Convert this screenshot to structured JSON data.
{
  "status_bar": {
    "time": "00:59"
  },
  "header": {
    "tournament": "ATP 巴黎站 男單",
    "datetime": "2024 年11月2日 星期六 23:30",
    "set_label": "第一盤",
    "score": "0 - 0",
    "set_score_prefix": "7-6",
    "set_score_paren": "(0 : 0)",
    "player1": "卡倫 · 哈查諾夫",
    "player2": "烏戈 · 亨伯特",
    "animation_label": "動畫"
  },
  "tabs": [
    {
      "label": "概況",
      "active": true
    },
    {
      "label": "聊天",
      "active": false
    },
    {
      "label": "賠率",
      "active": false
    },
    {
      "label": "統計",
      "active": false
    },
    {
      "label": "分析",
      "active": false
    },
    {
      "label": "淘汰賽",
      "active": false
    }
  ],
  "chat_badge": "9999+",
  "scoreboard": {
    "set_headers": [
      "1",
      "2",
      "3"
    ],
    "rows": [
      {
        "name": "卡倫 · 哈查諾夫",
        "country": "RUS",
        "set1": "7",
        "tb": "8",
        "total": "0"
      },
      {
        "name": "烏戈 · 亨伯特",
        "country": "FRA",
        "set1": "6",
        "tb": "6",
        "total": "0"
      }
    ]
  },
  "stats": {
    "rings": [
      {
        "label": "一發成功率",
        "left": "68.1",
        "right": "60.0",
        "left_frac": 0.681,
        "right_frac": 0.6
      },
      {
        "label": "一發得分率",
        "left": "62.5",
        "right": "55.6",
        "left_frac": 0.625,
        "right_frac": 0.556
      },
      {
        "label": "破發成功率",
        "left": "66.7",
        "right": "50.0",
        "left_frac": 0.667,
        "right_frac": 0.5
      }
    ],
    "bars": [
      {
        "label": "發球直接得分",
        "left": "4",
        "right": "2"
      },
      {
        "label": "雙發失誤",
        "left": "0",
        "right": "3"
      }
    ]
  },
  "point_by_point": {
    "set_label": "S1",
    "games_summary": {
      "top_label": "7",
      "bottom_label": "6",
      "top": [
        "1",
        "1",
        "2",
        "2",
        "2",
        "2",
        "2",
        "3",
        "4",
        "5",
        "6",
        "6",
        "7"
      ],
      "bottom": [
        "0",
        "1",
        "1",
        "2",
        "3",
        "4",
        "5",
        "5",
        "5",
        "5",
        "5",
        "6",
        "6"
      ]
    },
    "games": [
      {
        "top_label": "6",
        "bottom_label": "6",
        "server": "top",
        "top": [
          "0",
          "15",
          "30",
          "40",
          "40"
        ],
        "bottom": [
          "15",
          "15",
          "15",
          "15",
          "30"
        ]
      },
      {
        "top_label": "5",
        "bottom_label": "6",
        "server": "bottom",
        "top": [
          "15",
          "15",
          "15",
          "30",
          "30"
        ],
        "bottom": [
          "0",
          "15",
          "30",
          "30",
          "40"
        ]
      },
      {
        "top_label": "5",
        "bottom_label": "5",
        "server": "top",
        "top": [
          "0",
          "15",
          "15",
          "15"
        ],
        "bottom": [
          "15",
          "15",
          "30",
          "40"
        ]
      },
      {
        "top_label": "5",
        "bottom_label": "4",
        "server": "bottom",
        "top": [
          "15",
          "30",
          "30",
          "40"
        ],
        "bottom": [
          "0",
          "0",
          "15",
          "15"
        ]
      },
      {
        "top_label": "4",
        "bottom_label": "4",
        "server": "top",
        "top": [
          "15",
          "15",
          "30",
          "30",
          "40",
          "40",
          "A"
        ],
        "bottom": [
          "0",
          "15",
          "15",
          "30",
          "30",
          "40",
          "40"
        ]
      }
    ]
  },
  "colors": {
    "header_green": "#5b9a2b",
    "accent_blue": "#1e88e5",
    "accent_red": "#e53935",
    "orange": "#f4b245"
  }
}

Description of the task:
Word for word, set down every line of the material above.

Your solution:
Convert this screenshot to structured JSON data.
{
  "status_bar": {
    "time": "00:59"
  },
  "header": {
    "tournament": "ATP 巴黎站 男單",
    "datetime": "2024 年11月2日 星期六 23:30",
    "set_label": "第一盤",
    "score": "0 - 0",
    "set_score_prefix": "7-6",
    "set_score_paren": "(0 : 0)",
    "player1": "卡倫 · 哈查諾夫",
    "player2": "烏戈 · 亨伯特",
    "animation_label": "動畫"
  },
  "tabs": [
    {
      "label": "概況",
      "active": true
    },
    {
      "label": "聊天",
      "active": false
    },
    {
      "label": "賠率",
      "active": false
    },
    {
      "label": "統計",
      "active": false
    },
    {
      "label": "分析",
      "active": false
    },
    {
      "label": "淘汰賽",
      "active": false
    }
  ],
  "chat_badge": "9999+",
  "scoreboard": {
    "set_headers": [
      "1",
      "2",
      "3"
    ],
    "rows": [
      {
        "name": "卡倫 · 哈查諾夫",
        "country": "RUS",
        "set1": "7",
        "tb": "8",
        "total": "0"
      },
      {
        "name": "烏戈 · 亨伯特",
        "country": "FRA",
        "set1": "6",
        "tb": "6",
        "total": "0"
      }
    ]
  },
  "stats": {
    "rings": [
      {
        "label": "一發成功率",
        "left": "68.1",
        "right": "60.0",
        "left_frac": 0.681,
        "right_frac": 0.6
      },
      {
        "label": "一發得分率",
        "left": "62.5",
        "right": "55.6",
        "left_frac": 0.625,
        "right_frac": 0.556
      },
      {
        "label": "破發成功率",
        "left": "66.7",
        "right": "50.0",
        "left_frac": 0.667,
        "right_frac": 0.5
      }
    ],
    "bars": [
      {
        "label": "發球直接得分",
        "left": "4",
        "right": "2"
      },
      {
        "label": "雙發失誤",
        "left": "0",
        "right": "3"
      }
    ]
  },
  "point_by_point": {
    "set_label": "S1",
    "games_summary": {
      "top_label": "7",
      "bottom_label": "6",
      "top": [
        "1",
        "1",
        "2",
        "2",
        "2",
        "2",
        "2",
        "3",
        "4",
        "5",
        "6",
        "6",
        "7"
      ],
      "bottom": [
        "0",
        "1",
        "1",
        "2",
        "3",
        "4",
        "5",
        "5",
        "5",
        "5",
        "5",
        "6",
        "6"
      ]
    },
    "games": [
      {
        "top_label": "6",
        "bottom_label": "6",
        "server": "top",
        "top": [
          "0",
          "15",
          "30",
          "40",
          "40"
        ],
        "bottom": [
          "15",
          "15",
          "15",
          "15",
          "30"
        ]
      },
      {
        "top_label": "5",
        "bottom_label": "6",
        "server": "bottom",
        "top": [
          "15",
          "15",
          "15",
          "30",
          "30"
        ],
        "bottom": [
          "0",
          "15",
          "30",
          "30",
          "40"
        ]
      },
      {
        "top_label": "5",
        "bottom_label": "5",
        "server": "top",
        "top": [
          "0",
          "15",
          "15",
          "15"
        ],
        "bottom": [
          "15",
          "15",
          "30",
          "40"
        ]
      },
      {
        "top_label": "5",
        "bottom_label": "4",
        "server": "bottom",
        "top": [
          "15",
          "30",
          "30",
          "40"
        ],
        "bottom": [
          "0",
          "0",
          "15",
          "15"
        ]
      },
      {
        "top_label": "4",
        "bottom_label": "4",
        "server": "top",
        "top": [
          "15",
          "15",
          "30",
          "30",
          "40",
          "40",
          "A"
        ],
        "bottom": [
          "0",
          "15",
          "15",
          "30",
          "30",
          "40",
          "40"
        ]
      }
    ]
  },
  "colors": {
    "header_green": "#5b9a2b",
    "accent_blue": "#1e88e5",
    "accent_red": "#e53935",
    "orange": "#f4b245"
  }
}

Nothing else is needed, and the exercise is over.